Required work:
What you return should match every entry, character for character.
---------------
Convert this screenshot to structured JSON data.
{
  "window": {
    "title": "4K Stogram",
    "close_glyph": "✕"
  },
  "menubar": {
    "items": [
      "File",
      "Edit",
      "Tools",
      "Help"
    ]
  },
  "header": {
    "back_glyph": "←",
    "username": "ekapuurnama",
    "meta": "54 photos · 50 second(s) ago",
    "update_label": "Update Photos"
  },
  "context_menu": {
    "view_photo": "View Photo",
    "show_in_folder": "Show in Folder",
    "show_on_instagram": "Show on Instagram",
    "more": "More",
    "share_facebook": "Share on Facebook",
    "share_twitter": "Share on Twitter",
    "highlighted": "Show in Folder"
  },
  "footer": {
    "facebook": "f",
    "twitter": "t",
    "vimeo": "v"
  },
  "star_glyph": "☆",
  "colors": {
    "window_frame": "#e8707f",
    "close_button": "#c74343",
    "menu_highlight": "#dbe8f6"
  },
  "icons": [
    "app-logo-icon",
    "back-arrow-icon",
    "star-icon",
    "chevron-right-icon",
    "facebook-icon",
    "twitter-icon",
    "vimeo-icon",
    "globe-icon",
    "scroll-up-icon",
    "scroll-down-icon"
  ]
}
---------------
Result for this task:
Convert this screenshot to structured JSON data.
{
  "window": {
    "title": "4K Stogram",
    "close_glyph": "✕"
  },
  "menubar": {
    "items": [
      "File",
      "Edit",
      "Tools",
      "Help"
    ]
  },
  "header": {
    "back_glyph": "←",
    "username": "ekapuurnama",
    "meta": "54 photos · 50 second(s) ago",
    "update_label": "Update Photos"
  },
  "context_menu": {
    "view_photo": "View Photo",
    "show_in_folder": "Show in Folder",
    "show_on_instagram": "Show on Instagram",
    "more": "More",
    "share_facebook": "Share on Facebook",
    "share_twitter": "Share on Twitter",
    "highlighted": "Show in Folder"
  },
  "footer": {
    "facebook": "f",
    "twitter": "t",
    "vimeo": "v"
  },
  "star_glyph": "☆",
  "colors": {
    "window_frame": "#e8707f",
    "close_button": "#c74343",
    "menu_highlight": "#dbe8f6"
  },
  "icons": [
    "app-logo-icon",
    "back-arrow-icon",
    "star-icon",
    "chevron-right-icon",
    "facebook-icon",
    "twitter-icon",
    "vimeo-icon",
    "globe-icon",
    "scroll-up-icon",
    "scroll-down-icon"
  ]
}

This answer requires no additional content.